Sunday, July 8, 2012: 2 Samuel 5:1-5, 9-10; Mark 6:1-13
The GPS got us lost three times as my wife and I drove over the mountain trying to find a restaurant that our innkeepers called the best in the county. When we finally found the “town,” there was no town to speak of but only a bend in the road, a bridge, a couple of houses, a railroad trestle and an old general store. We later learned that it used to be a thriving town—before the flood of 1901 washed almost everything downstream.
I drove through the town and out the other end. No restaurant. I turned around and drove back down the hillside, looking more closely to the right and to the left. Still nothing except the houses and the run-down general store. But wait, the window of the store had “restaurant” painted on it. Really? I don’t know much about the restaurant business, but I know you have to have a certain amount of volume to maintain quality. This building looked abandoned. It hadn’t been painted since the flood—perhaps since Noah’s flood.

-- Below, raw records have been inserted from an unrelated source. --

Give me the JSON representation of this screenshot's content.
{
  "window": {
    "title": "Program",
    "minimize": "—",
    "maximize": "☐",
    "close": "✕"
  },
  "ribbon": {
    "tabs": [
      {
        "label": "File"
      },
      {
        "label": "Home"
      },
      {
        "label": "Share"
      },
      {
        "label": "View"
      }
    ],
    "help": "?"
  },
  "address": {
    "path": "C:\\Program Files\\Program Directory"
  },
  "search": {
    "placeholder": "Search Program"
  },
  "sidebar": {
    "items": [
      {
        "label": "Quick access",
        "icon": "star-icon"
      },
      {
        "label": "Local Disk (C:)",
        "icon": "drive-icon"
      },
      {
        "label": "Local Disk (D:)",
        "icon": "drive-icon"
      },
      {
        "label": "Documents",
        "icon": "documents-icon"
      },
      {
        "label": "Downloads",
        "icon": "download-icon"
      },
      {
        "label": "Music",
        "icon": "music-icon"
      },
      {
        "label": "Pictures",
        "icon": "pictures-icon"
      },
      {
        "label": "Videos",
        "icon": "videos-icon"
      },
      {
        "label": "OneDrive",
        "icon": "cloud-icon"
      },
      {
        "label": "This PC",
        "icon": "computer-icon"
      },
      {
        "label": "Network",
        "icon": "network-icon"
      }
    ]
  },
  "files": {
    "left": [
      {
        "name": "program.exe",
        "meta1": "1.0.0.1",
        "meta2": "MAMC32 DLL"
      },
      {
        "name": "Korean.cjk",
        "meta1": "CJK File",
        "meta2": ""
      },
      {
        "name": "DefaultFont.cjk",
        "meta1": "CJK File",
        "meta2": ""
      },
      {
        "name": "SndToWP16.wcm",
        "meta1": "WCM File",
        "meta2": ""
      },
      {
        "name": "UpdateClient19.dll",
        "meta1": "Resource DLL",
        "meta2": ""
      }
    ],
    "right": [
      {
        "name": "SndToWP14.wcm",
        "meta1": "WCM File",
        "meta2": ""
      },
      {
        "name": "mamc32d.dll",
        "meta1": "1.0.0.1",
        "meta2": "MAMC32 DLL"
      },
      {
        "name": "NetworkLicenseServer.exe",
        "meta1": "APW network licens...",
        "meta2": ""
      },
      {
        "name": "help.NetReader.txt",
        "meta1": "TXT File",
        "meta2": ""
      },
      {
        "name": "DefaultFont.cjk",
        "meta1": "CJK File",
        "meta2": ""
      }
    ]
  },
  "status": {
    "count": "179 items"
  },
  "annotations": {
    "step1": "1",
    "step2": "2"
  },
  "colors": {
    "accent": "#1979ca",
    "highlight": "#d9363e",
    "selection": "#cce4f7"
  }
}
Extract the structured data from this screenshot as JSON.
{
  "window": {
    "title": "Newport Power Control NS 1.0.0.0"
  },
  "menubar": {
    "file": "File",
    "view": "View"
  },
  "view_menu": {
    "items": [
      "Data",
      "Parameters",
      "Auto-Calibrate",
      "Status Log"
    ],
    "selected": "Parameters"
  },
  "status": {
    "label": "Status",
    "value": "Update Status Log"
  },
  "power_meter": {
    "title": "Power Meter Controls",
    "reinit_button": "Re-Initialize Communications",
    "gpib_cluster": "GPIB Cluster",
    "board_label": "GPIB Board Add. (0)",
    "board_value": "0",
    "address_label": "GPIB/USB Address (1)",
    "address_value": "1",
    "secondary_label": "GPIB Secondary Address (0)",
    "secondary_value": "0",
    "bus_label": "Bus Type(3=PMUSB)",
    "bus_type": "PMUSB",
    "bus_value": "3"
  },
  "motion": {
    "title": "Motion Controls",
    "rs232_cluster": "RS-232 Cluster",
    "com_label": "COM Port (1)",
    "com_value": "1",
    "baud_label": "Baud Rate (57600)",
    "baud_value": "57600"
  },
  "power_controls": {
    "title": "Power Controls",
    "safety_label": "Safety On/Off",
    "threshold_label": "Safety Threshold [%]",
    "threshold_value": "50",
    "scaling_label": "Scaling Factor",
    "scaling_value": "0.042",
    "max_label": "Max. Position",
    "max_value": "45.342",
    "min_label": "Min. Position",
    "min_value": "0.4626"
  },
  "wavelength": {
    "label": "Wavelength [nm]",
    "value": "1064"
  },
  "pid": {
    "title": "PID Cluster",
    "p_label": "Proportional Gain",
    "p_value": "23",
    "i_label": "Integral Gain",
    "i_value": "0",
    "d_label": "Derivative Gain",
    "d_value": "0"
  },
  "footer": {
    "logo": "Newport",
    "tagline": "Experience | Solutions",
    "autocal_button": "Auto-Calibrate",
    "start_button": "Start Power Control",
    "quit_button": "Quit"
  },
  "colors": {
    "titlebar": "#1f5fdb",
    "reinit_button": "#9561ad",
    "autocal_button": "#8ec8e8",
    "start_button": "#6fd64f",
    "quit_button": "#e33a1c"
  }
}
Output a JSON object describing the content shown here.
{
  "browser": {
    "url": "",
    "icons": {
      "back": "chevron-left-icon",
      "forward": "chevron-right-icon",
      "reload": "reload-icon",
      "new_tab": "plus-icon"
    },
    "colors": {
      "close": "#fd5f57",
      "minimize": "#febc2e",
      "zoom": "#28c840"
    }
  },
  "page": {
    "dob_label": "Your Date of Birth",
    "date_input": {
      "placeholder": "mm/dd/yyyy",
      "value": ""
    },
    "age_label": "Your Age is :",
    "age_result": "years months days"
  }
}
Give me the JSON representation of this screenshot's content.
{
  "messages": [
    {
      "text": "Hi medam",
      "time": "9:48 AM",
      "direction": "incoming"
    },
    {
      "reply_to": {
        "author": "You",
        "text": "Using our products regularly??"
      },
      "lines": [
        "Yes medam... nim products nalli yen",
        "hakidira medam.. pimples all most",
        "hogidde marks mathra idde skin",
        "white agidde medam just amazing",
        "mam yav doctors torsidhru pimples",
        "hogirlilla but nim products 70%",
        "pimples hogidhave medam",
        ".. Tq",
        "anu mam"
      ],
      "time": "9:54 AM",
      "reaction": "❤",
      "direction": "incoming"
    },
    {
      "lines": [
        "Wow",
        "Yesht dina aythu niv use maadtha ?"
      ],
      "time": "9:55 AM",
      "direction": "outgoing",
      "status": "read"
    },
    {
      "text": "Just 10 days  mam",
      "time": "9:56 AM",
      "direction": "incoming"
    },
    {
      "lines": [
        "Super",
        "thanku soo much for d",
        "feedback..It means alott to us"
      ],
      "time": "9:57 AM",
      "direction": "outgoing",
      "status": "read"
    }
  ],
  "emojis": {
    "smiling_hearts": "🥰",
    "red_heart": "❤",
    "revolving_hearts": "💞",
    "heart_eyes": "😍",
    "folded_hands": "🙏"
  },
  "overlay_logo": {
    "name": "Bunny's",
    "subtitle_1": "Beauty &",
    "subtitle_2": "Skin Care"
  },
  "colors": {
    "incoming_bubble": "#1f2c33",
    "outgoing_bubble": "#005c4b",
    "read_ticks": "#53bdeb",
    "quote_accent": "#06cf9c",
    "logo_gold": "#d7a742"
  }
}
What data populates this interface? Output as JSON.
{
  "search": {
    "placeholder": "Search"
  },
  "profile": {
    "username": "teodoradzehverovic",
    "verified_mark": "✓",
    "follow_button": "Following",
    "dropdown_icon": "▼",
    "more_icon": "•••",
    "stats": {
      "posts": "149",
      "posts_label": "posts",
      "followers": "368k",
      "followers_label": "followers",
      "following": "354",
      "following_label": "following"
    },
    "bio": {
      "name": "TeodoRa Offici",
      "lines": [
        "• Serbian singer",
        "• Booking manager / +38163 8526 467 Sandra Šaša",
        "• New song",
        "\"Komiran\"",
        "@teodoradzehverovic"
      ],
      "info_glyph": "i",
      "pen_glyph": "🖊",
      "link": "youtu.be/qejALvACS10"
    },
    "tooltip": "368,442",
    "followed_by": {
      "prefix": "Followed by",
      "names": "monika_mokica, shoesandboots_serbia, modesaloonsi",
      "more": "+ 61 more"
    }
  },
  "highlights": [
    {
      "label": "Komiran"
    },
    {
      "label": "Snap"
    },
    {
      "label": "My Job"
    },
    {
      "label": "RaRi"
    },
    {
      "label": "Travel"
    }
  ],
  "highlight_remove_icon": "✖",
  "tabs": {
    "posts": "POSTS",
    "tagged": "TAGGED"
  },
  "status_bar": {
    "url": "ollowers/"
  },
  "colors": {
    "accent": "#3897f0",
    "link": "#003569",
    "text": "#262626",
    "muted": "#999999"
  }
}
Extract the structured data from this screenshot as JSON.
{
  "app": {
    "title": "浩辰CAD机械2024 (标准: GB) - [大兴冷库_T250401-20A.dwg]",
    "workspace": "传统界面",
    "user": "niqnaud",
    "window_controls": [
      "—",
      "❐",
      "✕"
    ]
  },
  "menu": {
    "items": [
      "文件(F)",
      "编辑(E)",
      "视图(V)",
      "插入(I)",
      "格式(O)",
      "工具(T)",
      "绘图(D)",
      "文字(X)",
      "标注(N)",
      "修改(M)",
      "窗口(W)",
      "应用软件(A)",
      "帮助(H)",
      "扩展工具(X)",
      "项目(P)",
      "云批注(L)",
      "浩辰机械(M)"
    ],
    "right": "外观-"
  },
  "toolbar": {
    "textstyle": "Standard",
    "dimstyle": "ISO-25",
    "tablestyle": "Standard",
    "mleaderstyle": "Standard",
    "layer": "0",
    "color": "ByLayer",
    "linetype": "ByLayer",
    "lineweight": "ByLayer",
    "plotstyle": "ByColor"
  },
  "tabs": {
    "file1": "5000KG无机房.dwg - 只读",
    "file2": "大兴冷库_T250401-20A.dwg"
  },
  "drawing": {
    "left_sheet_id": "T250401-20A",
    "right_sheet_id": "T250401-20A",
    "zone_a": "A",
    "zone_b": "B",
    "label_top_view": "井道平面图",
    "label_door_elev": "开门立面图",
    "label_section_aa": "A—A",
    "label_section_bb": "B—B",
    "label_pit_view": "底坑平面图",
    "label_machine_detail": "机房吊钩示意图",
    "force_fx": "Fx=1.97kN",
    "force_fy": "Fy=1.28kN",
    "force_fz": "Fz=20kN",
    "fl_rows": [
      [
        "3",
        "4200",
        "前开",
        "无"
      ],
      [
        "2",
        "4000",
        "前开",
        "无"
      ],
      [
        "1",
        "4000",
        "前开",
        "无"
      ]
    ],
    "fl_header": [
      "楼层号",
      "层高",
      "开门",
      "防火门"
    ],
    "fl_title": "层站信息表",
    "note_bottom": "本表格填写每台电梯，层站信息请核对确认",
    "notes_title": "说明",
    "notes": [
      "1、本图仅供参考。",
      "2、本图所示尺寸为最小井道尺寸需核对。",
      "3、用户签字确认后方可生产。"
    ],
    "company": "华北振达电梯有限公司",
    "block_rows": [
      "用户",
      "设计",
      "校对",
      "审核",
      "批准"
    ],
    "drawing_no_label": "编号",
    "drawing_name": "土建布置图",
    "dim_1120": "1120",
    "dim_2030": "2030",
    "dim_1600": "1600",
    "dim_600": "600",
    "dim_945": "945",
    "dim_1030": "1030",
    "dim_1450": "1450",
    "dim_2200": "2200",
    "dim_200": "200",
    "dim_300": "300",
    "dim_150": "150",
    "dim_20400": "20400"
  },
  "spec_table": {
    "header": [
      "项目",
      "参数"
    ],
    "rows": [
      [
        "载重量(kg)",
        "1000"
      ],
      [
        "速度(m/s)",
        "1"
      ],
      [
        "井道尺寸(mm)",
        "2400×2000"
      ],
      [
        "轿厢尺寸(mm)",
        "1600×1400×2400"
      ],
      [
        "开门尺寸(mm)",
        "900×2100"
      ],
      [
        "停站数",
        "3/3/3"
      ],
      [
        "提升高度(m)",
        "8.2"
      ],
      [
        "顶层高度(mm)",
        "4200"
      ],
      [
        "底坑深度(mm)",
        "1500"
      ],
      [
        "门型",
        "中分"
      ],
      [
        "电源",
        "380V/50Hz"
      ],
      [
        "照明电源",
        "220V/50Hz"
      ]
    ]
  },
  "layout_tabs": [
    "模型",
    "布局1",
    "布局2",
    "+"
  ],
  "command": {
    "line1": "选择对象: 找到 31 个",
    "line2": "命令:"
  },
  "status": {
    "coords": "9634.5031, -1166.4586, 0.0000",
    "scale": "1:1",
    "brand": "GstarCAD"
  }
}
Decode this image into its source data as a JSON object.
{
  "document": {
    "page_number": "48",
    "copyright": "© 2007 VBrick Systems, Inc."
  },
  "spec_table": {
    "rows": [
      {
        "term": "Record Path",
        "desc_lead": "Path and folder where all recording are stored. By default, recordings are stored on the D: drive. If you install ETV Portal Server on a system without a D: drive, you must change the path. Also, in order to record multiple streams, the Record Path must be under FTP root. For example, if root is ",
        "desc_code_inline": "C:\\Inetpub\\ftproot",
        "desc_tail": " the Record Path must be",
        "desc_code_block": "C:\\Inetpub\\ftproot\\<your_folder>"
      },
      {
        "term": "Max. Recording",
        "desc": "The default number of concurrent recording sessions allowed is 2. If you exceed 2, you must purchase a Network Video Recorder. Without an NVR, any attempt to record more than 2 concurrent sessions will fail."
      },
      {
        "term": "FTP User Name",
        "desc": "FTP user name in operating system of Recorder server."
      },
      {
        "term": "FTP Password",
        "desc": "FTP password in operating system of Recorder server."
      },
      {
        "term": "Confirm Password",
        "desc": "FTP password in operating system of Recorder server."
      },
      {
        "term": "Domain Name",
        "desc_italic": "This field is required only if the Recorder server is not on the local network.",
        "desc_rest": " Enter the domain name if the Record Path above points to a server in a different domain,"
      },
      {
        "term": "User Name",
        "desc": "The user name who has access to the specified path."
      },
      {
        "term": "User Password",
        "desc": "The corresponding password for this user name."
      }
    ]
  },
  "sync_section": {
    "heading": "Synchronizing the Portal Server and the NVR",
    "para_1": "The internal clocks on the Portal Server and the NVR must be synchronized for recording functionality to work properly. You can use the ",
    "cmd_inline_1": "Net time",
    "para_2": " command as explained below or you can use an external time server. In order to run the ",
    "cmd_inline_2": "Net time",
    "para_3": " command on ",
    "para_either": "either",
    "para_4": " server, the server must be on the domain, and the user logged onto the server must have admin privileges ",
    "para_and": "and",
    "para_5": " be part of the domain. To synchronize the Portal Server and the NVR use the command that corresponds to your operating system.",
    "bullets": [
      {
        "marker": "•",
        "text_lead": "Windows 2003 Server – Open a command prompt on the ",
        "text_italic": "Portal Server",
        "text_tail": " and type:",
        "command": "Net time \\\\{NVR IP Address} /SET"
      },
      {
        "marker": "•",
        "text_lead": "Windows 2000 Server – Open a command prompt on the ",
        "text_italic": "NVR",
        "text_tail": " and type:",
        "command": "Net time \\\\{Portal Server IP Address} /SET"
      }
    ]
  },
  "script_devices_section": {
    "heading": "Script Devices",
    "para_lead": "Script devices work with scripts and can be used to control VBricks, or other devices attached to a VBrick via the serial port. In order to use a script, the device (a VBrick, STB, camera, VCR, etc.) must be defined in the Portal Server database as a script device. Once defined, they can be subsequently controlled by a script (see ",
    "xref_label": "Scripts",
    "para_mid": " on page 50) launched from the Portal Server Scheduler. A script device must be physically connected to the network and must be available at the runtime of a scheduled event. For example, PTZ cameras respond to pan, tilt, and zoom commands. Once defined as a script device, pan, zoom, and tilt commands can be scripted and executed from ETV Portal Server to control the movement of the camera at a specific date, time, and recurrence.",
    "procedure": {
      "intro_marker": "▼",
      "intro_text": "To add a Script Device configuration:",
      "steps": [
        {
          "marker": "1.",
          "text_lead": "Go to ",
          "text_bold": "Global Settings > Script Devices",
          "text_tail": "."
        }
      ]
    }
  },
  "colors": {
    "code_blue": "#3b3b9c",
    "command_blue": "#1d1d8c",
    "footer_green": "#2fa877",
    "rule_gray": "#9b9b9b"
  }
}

Maybe we had built up our expectations too high. While our son was away at camp we thought we would sneak away for a couple of nights in the mountains, eat a little good food and celebrate 20 years of marriage. Well, we decided, if a remodeled general store was the best the county had to offer, at least the company would be good even if the food was ordinary.
Sure enough, the walls were lined with shelves filled with reproductions and general merchandise from a bygone age. A waitress greeted us warmly and showed us to a table. Then we saw the menu. An 8-oz. locally sourced filet with chipotle butter and marinated onions; venison with kiwi puree and cremini mushrooms; lobster pot pie. In an old general store in the mountains? Who cooks like this out here? More puzzling, who eats like this out here?
That is what happens to the people of Nazareth when Jesus comes home for worship. They are, Mark says, astounded at how Jesus teaches. They are amazed at his reputation. But they know better than to trust that an ordinary person like Jesus could be the bringer of such powerful truth. This is not how they expected to hear God announce the arrival of the kingdom. This is not the agent of God’s redemption that they had been looking for. This is just Jesus. He is the son of the carpenter and the brother of other ordinary guys from right here in Nazareth. Jesus’ problem in Nazareth is that he doesn’t look remarkable enough. He is too common to be the Messiah. Too ordinary to be extraordinary.
Surely we will know the Messiah when we see him, they must have assumed. There’s no way God could send the promised deliverer among us and we would miss him. We know what we are looking for. It is all some of us think about. God has told us what the Messiah will do. We are very clear about this, and Jesus, from here in Nazareth, does not fit the bill.
Of course God could have sent a more conventional messiah to his people, one who would meet some of their expectations. They would have more easily believed a savior who was born to a well-connected family in Jerusalem, who was groomed for the role from a young age, who had institutional credentials. A scribe, maybe. A soldier, perhaps—someone well-versed in the law and politically connected.
But the arrival of a recognizable, conventional messiah would have made a very different story than the one lived by Jesus and his disciples. The redemption would have been very different as well. Far less radical. Far less audacious. Far less redemptive.
Only a conventional God could send a conventional messiah to redeem his people, and this is not a conventional God. This is the God of Abraham, the childless old man who would become the father of a great nation. This is the God of Shiphrah and Puah, the fearless midwives who thwarted Pharaoh’s genocidal intentions. This is the God of David, the youngest who was out tending the sheep while his brothers were auditioning to be king. So this God’s Messiah is Jesus of Nazareth, the son of Mary, the brother of James and Joses and Judas and Simon.
Conventional wisdom says it can’t be so, but we are witnesses of an unconventional truth.
This is very good news for you and me and the whole church because, in all in honesty, we do not strike a particularly imposing figure on the cultural landscape at present. We too are unlikely agents of God’s redemptive purpose. Maybe we should embrace that reality instead of straining against it, for this God we serve has a history of accomplishing unconventional things through unconventional, unlikely, unexpected servants.